Poem for November
by Edna St. Vincent Millay
What lips my lips have kissed, and where, and why,
I have forgotten, and what arms have lain
Under my head till morning; but the rain
Is full of ghosts tonight, that tap and sigh
Upon the glass and listen for reply,
And in my heart there stirs a quiet pain
For unremembered lads that not again
Will turn to me at midnight with a cry.
Thus in the winter stands the lonely tree,
Nor knows what birds have vanished one by one,
Yet knows its boughs more silent than before:
I cannot say what loves have come and gone,
I only know that summer sang in me
A little while, that in me sings no more.
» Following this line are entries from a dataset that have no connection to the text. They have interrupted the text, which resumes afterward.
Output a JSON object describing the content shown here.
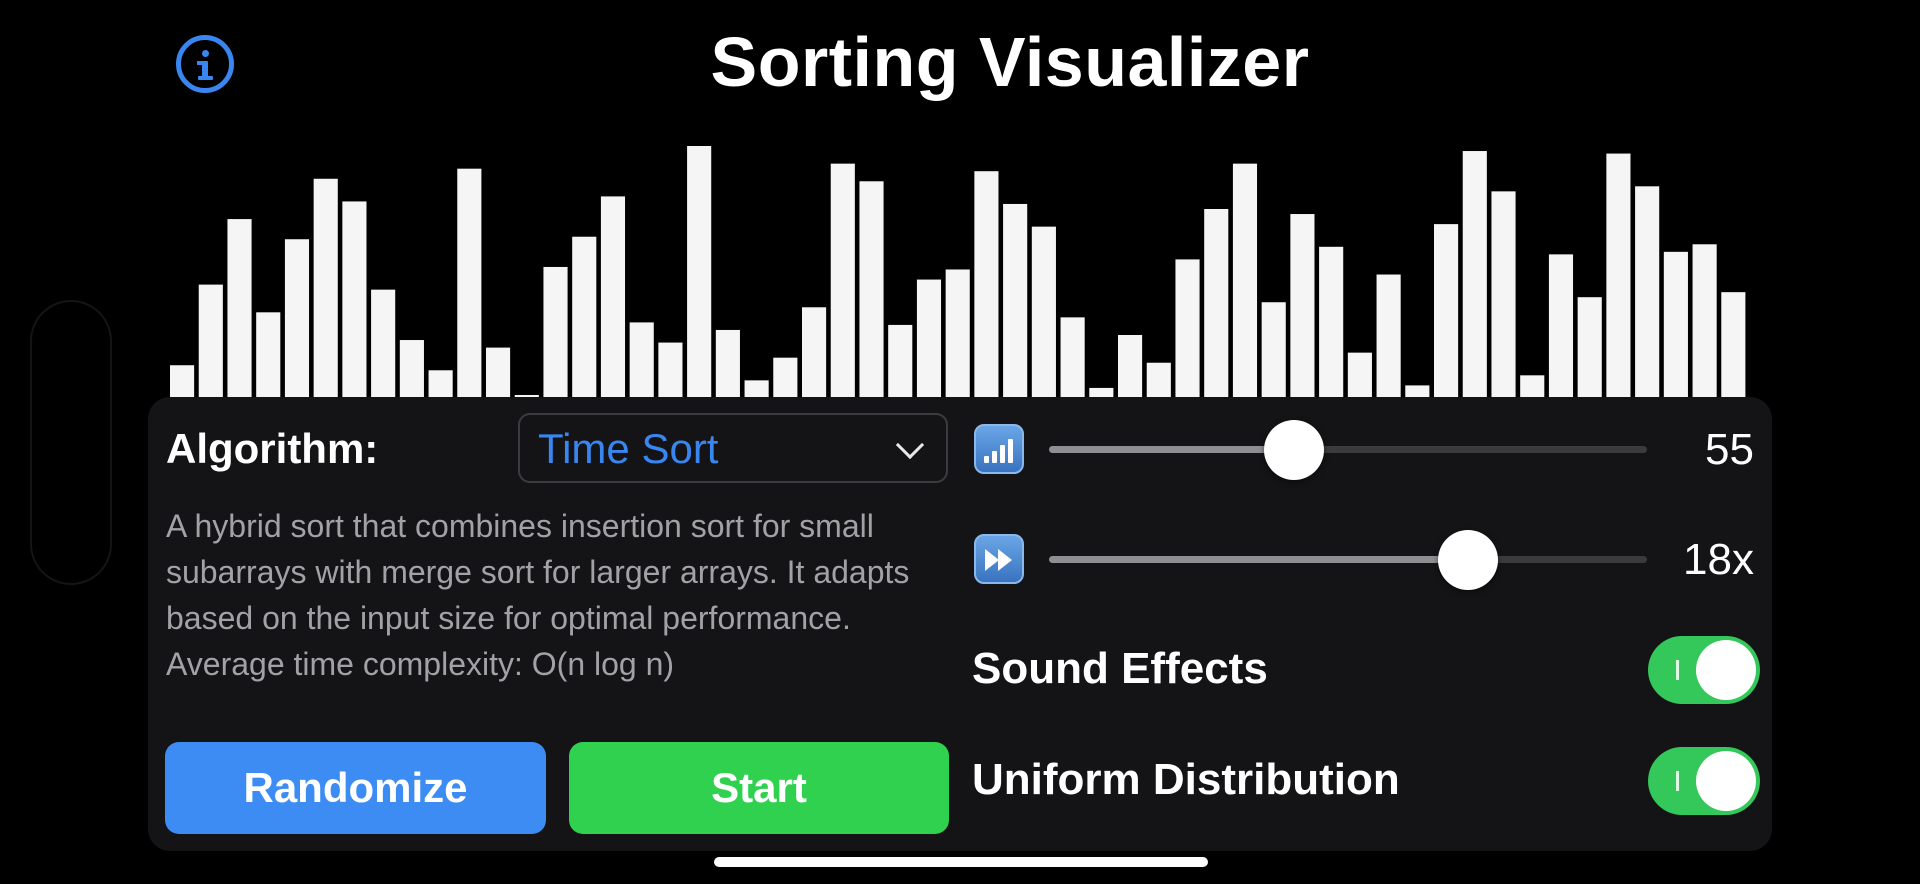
{
  "title": "Sorting Visualizer",
  "chart_data": {
    "type": "bar",
    "ylim": [
      0,
      100
    ],
    "values": [
      13,
      45,
      71,
      34,
      63,
      87,
      78,
      43,
      23,
      11,
      91,
      20,
      1,
      52,
      64,
      80,
      30,
      22,
      100,
      27,
      7,
      16,
      36,
      93,
      86,
      29,
      47,
      51,
      90,
      77,
      68,
      32,
      4,
      25,
      14,
      55,
      75,
      93,
      38,
      73,
      60,
      18,
      49,
      5,
      69,
      98,
      82,
      9,
      57,
      40,
      97,
      84,
      58,
      61,
      42
    ]
  },
  "info_icon": "info-circle-icon",
  "controls": {
    "algorithm_label": "Algorithm:",
    "algorithm_value": "Time Sort",
    "description": "A hybrid sort that combines insertion sort for small subarrays with merge sort for larger arrays. It adapts based on the input size for optimal performance. Average time complexity: O(n log n)",
    "randomize_label": "Randomize",
    "start_label": "Start",
    "size_slider": {
      "icon": "signal-bars-icon",
      "value_label": "55",
      "fraction": 0.41
    },
    "speed_slider": {
      "icon": "fast-forward-icon",
      "value_label": "18x",
      "fraction": 0.7
    },
    "toggles": [
      {
        "label": "Sound Effects",
        "on": true
      },
      {
        "label": "Uniform Distribution",
        "on": true
      }
    ]
  },
  "colors": {
    "accent": "#3a86f0",
    "start": "#2fd14f",
    "randomize": "#3c8cf3",
    "toggle_on": "#34c759",
    "bar": "#f5f5f5"
  }
}
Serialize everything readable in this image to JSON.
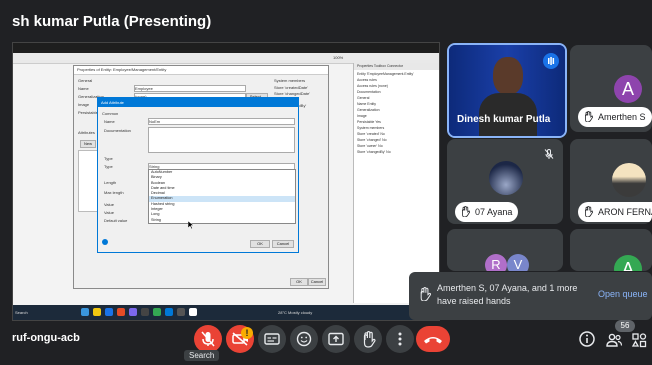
{
  "header": {
    "presenter_title": "sh kumar Putla (Presenting)"
  },
  "shared_screen": {
    "window_title": "Vacation Tracking (Main-Vaci - 8.12.4",
    "menu": [
      "App",
      "Run",
      "Version Control",
      "Language",
      "Help"
    ],
    "dialog_outer": {
      "title": "Properties of Entity: Employee/Management/Entity",
      "general_label": "General",
      "rows": [
        {
          "label": "Name",
          "value": "Employee"
        },
        {
          "label": "Generalization",
          "value": "(none)"
        },
        {
          "label": "Image",
          "value": ""
        },
        {
          "label": "Persistable",
          "value": ""
        }
      ],
      "system_members_label": "System members",
      "system_members": [
        "Store 'createdDate'",
        "Store 'changedDate'",
        "Store 'owner'",
        "Store 'changedBy'"
      ],
      "attributes_label": "Attributes",
      "new_btn": "New",
      "select_btn": "Select...",
      "ok": "OK",
      "cancel": "Cancel"
    },
    "dialog_inner": {
      "title": "Add Attribute",
      "common_label": "Common",
      "name_label": "Name",
      "name_value": "NoEm",
      "doc_label": "Documentation",
      "type_section_label": "Type",
      "type_label": "Type",
      "type_value": "String",
      "length_label": "Length",
      "maxlength_label": "Max length",
      "value_section": "Value",
      "value_label": "Value",
      "default_label": "Default value",
      "options": [
        "AutoNumber",
        "Binary",
        "Boolean",
        "Date and time",
        "Decimal",
        "Enumeration",
        "Hashed string",
        "Integer",
        "Long",
        "String"
      ],
      "selected_option": "Enumeration",
      "ok": "OK",
      "cancel": "Cancel"
    },
    "side_panel": {
      "tabs": [
        "Properties",
        "Toolbox",
        "Connector"
      ],
      "title": "Entity 'EmployeeManagement.Entity'",
      "rows": [
        "Access rules",
        "Access rules (none)",
        "Documentation",
        "General",
        "Name Entity",
        "Generalization",
        "Image",
        "Persistable Yes",
        "System members",
        "Store 'created' No",
        "Store 'changed' No",
        "Store 'owner' No",
        "Store 'changedBy' No"
      ]
    },
    "taskbar": {
      "search": "Search",
      "weather": "28°C Mostly cloudy",
      "clock": "10:34"
    },
    "zoom": "100%"
  },
  "participants": [
    {
      "name": "Dinesh kumar Putla",
      "type": "video",
      "hand": false
    },
    {
      "name": "Amerthen S",
      "initial": "A",
      "color": "#8e44ad",
      "hand": true
    },
    {
      "name": "07 Ayana",
      "hand": true,
      "muted": true
    },
    {
      "name": "ARON FERNA",
      "hand": true
    },
    {
      "name": "",
      "initials": [
        "R",
        "V"
      ],
      "hand": false
    },
    {
      "name": "",
      "initial": "A",
      "color": "#34a853",
      "hand": false
    }
  ],
  "toast": {
    "text": "Amerthen S, 07 Ayana, and 1 more have raised hands",
    "link": "Open queue"
  },
  "bottom": {
    "meeting_code": "ruf-ongu-acb",
    "badge": "!",
    "tooltip": "Search",
    "people_count": "56"
  },
  "colors": {
    "accent_blue": "#8ab4f8",
    "danger": "#ea4335",
    "tile": "#3c4043"
  }
}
A precocious talent, Edna St. Vincent Millay (1892 – 1950) won the Pulitzer Prize for Poetry at the age of thirty-one. In the 1920s she cut a rebellious figure in the Greenwich Village literary scene due to her sexual mores and outspokenness. However, as a poet she always valued form and even though she lived in an age of experimentation her work is resolutely traditional. She is best remembered now for her sonnets especially the one above. Although its mood is a lament for passion spent it was written while she was still in her twenties.